Entitled people often think they know what others want, need or even think. They’ll insist you like things you don’t, or tell you you’ve thought things that you haven’t. Arrogantly projecting their needs, fears or judgments about you onto you is common. If you protest, you’re wrong, too sensitive, too dramatic.

Privileged people can’t know what they don’t know and they don’t know what’s ‘below’ them. The wealthy, many conservatives, whites, males, adults to children, middle age-ers to seniors, being born in the U.S. vs. Haiti, etc. often breed a class of people who only know what they would do, what they need and they don’t have much compassion for what they haven’t experienced or don’t understand. Demanding others pull themselves up by their bootstraps, the entitled don’t realize those ‘others’ may not even have boots.

Some of these entitled ‘nice guys’ delude themselves that they are nice because—comparatively–maybe they are, but heartfelt kindness consists of more than one action, is deeper than one aspect of personality. The comic character above sees only his personal slant while being blind to his blanket judgment of “all women.”

Regardless of gender or age, we’re all looking for a bit more kindness, understanding. We want to be seen as we are, not as we’re told we are. [see Women Aren’t Food]

If you’re not getting the attention you need from women maybe instead of deciding what they’re doing or not doing, you might turn your gaze to yourself.

hell is still other people

You know how sometimes life feels unwieldy & “obese” because other people exist?
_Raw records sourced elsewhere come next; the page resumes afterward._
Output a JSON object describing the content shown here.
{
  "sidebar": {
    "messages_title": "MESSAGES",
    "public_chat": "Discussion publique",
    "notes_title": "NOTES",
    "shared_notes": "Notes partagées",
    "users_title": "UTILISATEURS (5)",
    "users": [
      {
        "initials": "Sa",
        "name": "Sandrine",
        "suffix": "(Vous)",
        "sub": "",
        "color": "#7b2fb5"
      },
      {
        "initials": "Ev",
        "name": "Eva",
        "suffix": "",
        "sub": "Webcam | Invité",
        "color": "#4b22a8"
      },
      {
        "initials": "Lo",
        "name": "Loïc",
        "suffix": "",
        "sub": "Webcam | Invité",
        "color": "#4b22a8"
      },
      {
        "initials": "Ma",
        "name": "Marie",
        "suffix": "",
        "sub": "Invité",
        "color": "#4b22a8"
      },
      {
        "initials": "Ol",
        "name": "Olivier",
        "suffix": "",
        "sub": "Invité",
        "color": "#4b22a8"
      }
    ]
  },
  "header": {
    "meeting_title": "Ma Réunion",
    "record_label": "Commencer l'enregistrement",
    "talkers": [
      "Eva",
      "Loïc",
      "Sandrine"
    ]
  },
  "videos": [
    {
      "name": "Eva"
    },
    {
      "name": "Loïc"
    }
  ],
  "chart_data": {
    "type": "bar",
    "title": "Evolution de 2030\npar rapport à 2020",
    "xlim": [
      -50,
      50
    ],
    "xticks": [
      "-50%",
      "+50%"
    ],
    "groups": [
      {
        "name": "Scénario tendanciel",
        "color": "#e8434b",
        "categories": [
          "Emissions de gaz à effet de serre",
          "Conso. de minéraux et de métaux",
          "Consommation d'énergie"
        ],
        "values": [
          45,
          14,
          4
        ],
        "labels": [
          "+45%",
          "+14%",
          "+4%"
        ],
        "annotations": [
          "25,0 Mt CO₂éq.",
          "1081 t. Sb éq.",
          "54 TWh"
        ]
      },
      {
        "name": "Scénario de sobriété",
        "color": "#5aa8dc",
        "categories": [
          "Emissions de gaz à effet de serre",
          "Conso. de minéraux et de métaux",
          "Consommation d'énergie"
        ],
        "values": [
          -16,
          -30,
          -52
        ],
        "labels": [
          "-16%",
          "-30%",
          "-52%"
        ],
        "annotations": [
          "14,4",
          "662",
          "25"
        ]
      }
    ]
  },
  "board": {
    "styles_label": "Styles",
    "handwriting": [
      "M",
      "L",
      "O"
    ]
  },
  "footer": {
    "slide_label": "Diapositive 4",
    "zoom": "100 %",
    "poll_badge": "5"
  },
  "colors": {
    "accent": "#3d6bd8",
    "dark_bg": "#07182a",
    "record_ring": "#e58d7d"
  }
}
Nyuck, Nyuck.

No, seriously.

Maybe I’m getting old, but this way that others have of deciding things about “you” or deciding what you meant and then hugging those hurts to their chest like a favored stuffed animal is turning me into an even deeper misanthrope than Sartre was said to be. But then, who said that? Did they just surmise it to be true? Writing down his observations of the human condition and philosophizing them didn’t necessarily make him a hater.
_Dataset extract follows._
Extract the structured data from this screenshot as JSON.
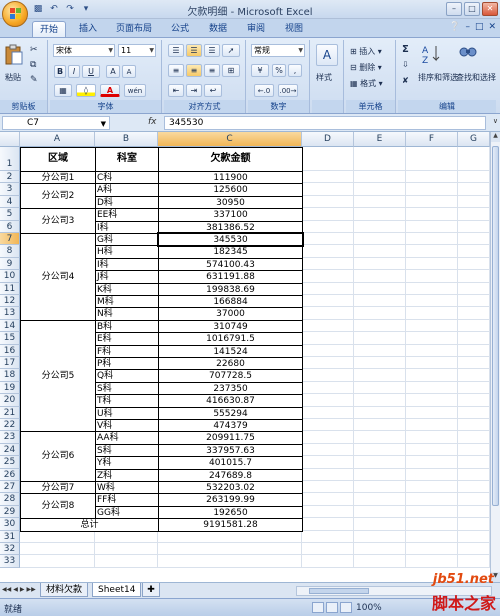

We all have our stories—and so what? The trouble comes when you don’t run the story by the people you’ve made up those narratives about, you believe they’re true, and then life becomes toilsome for the protagonist in your invented fiction. This bulls@#t creates a lot of gratuitous drama.

I’m of Italian descent; drama is my middle name. I love opera and plays, emotions and songs, poetry and art, and stories. But I don’t like unnecessary childish drama unless someone is an actual child/teenager. They get to have that; they’re children.
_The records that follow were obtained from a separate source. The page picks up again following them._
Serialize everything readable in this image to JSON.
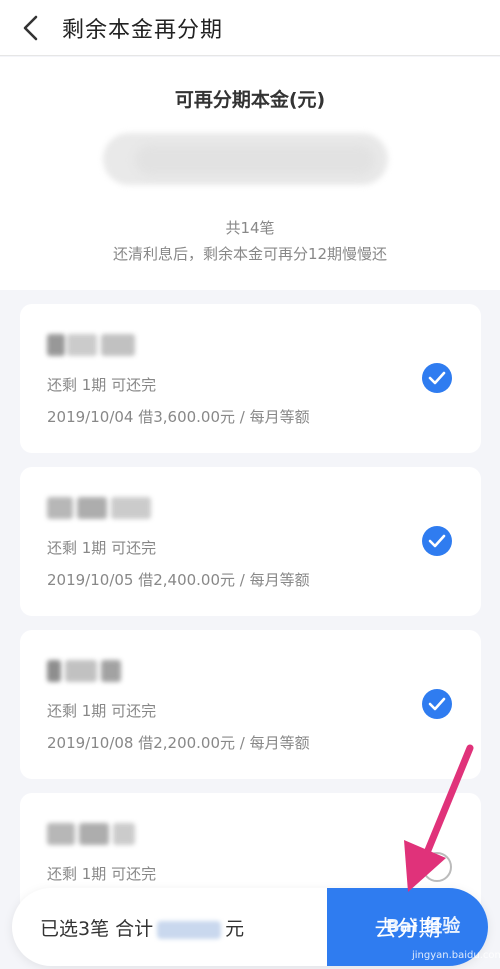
{
  "header": {
    "back_icon": "chevron-left-icon",
    "title": "剩余本金再分期"
  },
  "summary": {
    "title": "可再分期本金(元)",
    "count": "共14笔",
    "note": "还清利息后，剩余本金可再分12期慢慢还"
  },
  "loans": [
    {
      "remaining": "还剩 1期 可还完",
      "detail": "2019/10/04 借3,600.00元 / 每月等额",
      "selected": true
    },
    {
      "remaining": "还剩 1期 可还完",
      "detail": "2019/10/05 借2,400.00元 / 每月等额",
      "selected": true
    },
    {
      "remaining": "还剩 1期 可还完",
      "detail": "2019/10/08 借2,200.00元 / 每月等额",
      "selected": true
    },
    {
      "remaining": "还剩 1期 可还完",
      "detail": "",
      "selected": false
    }
  ],
  "bottom": {
    "selected_prefix": "已选3笔 合计",
    "unit": "元",
    "button": "去分期"
  },
  "watermark": {
    "text": "Bai 经验",
    "sub": "jingyan.baidu.com"
  },
  "colors": {
    "accent": "#2f7cf0",
    "arrow": "#e0327a"
  }
}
I’m not immune from the story-making machine. I recently put together pieces concerning a curmudgeonly and not very technologically interactive friend. I spent three weeks revising it, yet wondered if my inner tale had any actuality. So I sent him an email elucidating the specifics of my story using muscular verbs and shiny details. To my relief, it wasn’t true, and I quote, “Well, aren’t we a bit sensitive.”

Key difference here? I ran it by him before it imprinted itself to my skull as TRUTH. And—because I’m not attached to my story merely because I created it—I let it go. Maybe it’s easier for me to release it because of all the practice I get being a writer, I don’t know. I tell my students (Hello y’all!) to let their writing flow through them to the page, but be ready to cut, slash and kill “their babies” since they should be in service to their work, not applaud themselves as “writer.”

Whatever you invent, you’re responsible for the larger veracity, how it fits into the whole community not only your brain. Just because you think donuts are food doesn’t mean I do; both are “true.” Obama is not a socialist or secret Muslim no matter how many times a tea-partier says it. The conclusions you manufacture about my intentions doesn’t make them accurate in real life. It does mean there’s a misunderstanding that needs to be cleared up but that won’t happen in the solitary vacuum of your head.

Stop being afraid of external conflict and say what you think, ask clarifying questions. That’s the respectful, adult thing to do. The only realm where differences will be figured out is in the open air giving both individuals a chance to discuss it and find a whole, round, full “truth” that works for more than just one.